▶ [Data to use]:

++++++++++++++++++++

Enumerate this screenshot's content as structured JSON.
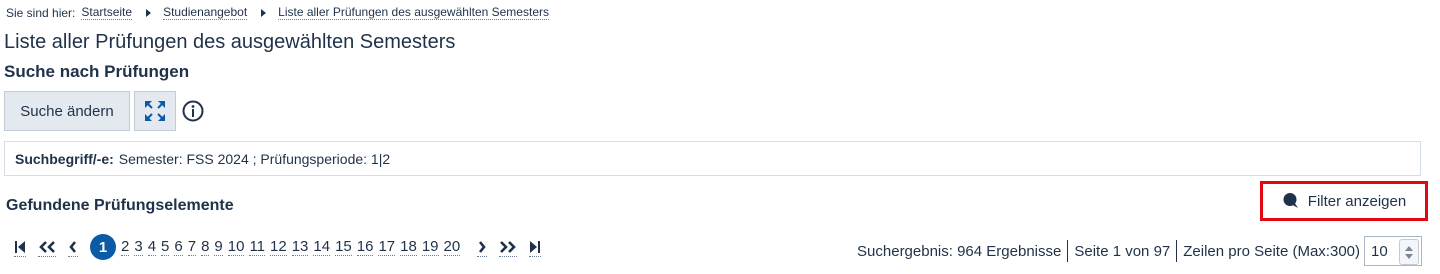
{
  "breadcrumb": {
    "prefix": "Sie sind hier:",
    "items": [
      "Startseite",
      "Studienangebot",
      "Liste aller Prüfungen des ausgewählten Semesters"
    ]
  },
  "page_title": "Liste aller Prüfungen des ausgewählten Semesters",
  "search_section": {
    "title": "Suche nach Prüfungen",
    "change_button": "Suche ändern",
    "expand_icon": "expand-icon",
    "info_icon": "info-icon"
  },
  "criteria": {
    "label": "Suchbegriff/-e:",
    "value": "Semester: FSS 2024 ;  Prüfungsperiode: 1|2"
  },
  "results": {
    "title": "Gefundene Prüfungselemente",
    "filter_button": "Filter anzeigen"
  },
  "pagination": {
    "current": "1",
    "pages": [
      "2",
      "3",
      "4",
      "5",
      "6",
      "7",
      "8",
      "9",
      "10",
      "11",
      "12",
      "13",
      "14",
      "15",
      "16",
      "17",
      "18",
      "19",
      "20"
    ]
  },
  "stats": {
    "result_count": "Suchergebnis: 964 Ergebnisse",
    "page_info": "Seite 1 von 97",
    "rows_label": "Zeilen pro Seite (Max:300)",
    "rows_value": "10"
  },
  "colors": {
    "text": "#1f3249",
    "current_page": "#0a5aa6",
    "highlight_border": "#e30613"
  }
}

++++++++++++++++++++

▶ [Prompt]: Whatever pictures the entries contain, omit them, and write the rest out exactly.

▶ [Solution to this task]:
Enumerate this screenshot's content as structured JSON.
{
  "breadcrumb": {
    "prefix": "Sie sind hier:",
    "items": [
      "Startseite",
      "Studienangebot",
      "Liste aller Prüfungen des ausgewählten Semesters"
    ]
  },
  "page_title": "Liste aller Prüfungen des ausgewählten Semesters",
  "search_section": {
    "title": "Suche nach Prüfungen",
    "change_button": "Suche ändern",
    "expand_icon": "expand-icon",
    "info_icon": "info-icon"
  },
  "criteria": {
    "label": "Suchbegriff/-e:",
    "value": "Semester: FSS 2024 ;  Prüfungsperiode: 1|2"
  },
  "results": {
    "title": "Gefundene Prüfungselemente",
    "filter_button": "Filter anzeigen"
  },
  "pagination": {
    "current": "1",
    "pages": [
      "2",
      "3",
      "4",
      "5",
      "6",
      "7",
      "8",
      "9",
      "10",
      "11",
      "12",
      "13",
      "14",
      "15",
      "16",
      "17",
      "18",
      "19",
      "20"
    ]
  },
  "stats": {
    "result_count": "Suchergebnis: 964 Ergebnisse",
    "page_info": "Seite 1 von 97",
    "rows_label": "Zeilen pro Seite (Max:300)",
    "rows_value": "10"
  },
  "colors": {
    "text": "#1f3249",
    "current_page": "#0a5aa6",
    "highlight_border": "#e30613"
  }
}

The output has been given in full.